- Information literacy, media literacy, & information, communications & technology literacy.

Life & Career Skills:

- Flexibility & adaptability, initiative & self-direction, social & cross-cultural skills, productivity and accountability, & leadership & responsibility

[Source: Partnership for 21st Century Skills]


The first question which you will ask and which I must try to answer is this, "What is the use of climbing Mount Everest?" and my answer must at once be, "It is no use."

There is not the slightest prospect of any gain whatsoever. Oh, we may learn a little about the behavior of the human body at high altitudes, and possibly medical men may turn our observation to some account for the purposes of aviation. But otherwise nothing will come of it.

We shall not bring back a single bit of gold or silver, not a gem, nor any coal or iron. We shall not find a single foot of earth that can be planted with crops to raise food. It's no use.

So, if you cannot understand that there is something in man which responds to the challenge of this mountain and goes out to meet it, that the struggle is the struggle of life itself upward and forever upward, then you won't see why we go. What we get from this adventure is just sheer joy.

And joy is, after all, the end of life. We do not live to eat and make money. We eat and make money to be able to enjoy life. That is what life means and what life is for.

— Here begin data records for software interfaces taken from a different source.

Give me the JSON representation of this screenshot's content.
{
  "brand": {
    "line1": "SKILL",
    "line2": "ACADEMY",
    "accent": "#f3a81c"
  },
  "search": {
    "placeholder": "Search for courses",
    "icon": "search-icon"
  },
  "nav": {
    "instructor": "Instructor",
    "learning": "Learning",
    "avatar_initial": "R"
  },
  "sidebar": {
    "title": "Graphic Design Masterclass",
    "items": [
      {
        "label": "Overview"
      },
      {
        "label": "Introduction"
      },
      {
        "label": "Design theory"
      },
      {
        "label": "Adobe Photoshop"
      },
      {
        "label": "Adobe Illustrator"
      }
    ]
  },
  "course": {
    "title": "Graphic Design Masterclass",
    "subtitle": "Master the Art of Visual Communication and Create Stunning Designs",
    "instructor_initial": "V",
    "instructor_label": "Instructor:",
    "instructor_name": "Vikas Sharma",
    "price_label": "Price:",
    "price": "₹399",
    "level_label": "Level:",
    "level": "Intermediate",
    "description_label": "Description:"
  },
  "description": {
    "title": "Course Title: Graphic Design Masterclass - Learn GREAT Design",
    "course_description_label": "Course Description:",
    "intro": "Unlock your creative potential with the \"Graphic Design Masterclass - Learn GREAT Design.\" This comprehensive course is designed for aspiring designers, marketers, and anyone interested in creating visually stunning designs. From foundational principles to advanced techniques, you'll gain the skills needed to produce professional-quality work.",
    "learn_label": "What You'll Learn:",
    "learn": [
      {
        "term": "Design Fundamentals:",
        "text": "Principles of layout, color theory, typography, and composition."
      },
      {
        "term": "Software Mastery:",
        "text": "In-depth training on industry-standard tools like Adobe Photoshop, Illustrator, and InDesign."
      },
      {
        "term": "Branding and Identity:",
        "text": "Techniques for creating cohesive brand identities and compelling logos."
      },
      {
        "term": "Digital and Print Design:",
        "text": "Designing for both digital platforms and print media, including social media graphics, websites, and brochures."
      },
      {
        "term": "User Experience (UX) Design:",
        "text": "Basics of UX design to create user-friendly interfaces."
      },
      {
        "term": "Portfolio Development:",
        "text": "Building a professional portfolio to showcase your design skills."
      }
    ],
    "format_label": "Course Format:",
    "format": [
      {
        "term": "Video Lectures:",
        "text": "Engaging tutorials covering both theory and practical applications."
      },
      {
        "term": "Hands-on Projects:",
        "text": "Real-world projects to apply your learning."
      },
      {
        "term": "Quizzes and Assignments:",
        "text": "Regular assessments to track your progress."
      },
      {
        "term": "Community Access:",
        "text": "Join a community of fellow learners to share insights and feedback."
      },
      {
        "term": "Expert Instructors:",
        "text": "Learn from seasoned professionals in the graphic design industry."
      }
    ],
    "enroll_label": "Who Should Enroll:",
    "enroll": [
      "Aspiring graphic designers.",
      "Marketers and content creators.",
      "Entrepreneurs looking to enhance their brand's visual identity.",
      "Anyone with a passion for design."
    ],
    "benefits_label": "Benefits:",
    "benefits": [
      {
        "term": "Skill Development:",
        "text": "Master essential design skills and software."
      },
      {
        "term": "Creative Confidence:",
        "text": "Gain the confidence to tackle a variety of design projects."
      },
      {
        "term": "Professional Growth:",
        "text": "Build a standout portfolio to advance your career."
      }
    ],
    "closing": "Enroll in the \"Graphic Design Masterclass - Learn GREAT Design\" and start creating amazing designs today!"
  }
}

~ George Leigh Mallory, 1922;

[Source: 'Favourite Mountaineering Quotes', Sierra Nevada Mountain News, Reports & Information]